◆ **WHAT THE EXERCISE ASKS**:
Search the entries for the word "Settings" and pull out each line that has it.

(Items from a dataset)
━━━━━━━━

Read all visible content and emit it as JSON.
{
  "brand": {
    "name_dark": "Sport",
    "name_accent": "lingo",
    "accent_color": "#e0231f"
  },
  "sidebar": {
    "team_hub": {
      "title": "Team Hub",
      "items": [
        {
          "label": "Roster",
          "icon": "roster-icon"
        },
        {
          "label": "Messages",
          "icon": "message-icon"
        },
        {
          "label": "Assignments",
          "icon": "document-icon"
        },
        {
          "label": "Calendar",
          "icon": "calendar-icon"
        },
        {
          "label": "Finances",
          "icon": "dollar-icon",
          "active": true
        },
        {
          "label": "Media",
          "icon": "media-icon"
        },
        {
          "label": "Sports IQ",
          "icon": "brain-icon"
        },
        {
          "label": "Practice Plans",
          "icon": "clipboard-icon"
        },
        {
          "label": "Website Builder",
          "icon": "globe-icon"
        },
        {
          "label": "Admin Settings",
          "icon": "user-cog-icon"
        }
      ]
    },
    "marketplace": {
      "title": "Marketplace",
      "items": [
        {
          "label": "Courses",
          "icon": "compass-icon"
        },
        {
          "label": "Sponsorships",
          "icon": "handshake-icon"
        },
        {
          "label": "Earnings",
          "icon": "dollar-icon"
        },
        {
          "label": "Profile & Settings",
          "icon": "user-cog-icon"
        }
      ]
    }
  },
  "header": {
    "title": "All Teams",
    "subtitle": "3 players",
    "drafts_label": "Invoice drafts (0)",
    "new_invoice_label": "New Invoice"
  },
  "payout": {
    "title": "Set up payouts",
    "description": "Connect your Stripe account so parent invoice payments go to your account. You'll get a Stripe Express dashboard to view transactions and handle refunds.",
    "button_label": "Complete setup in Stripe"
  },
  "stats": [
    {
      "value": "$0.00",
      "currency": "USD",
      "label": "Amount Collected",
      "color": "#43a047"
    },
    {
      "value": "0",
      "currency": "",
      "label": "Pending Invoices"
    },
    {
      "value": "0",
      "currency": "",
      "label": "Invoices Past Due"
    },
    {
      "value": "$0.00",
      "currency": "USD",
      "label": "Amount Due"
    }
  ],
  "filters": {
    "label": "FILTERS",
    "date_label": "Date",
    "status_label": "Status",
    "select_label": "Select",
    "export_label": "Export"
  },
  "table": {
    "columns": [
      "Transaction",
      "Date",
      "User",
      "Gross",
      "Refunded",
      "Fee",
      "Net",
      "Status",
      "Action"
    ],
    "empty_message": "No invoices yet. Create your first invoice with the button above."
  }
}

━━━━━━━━

◆ **EXERCISE RESULT**:
          "label": "Admin Settings",
          "label": "Profile & Settings",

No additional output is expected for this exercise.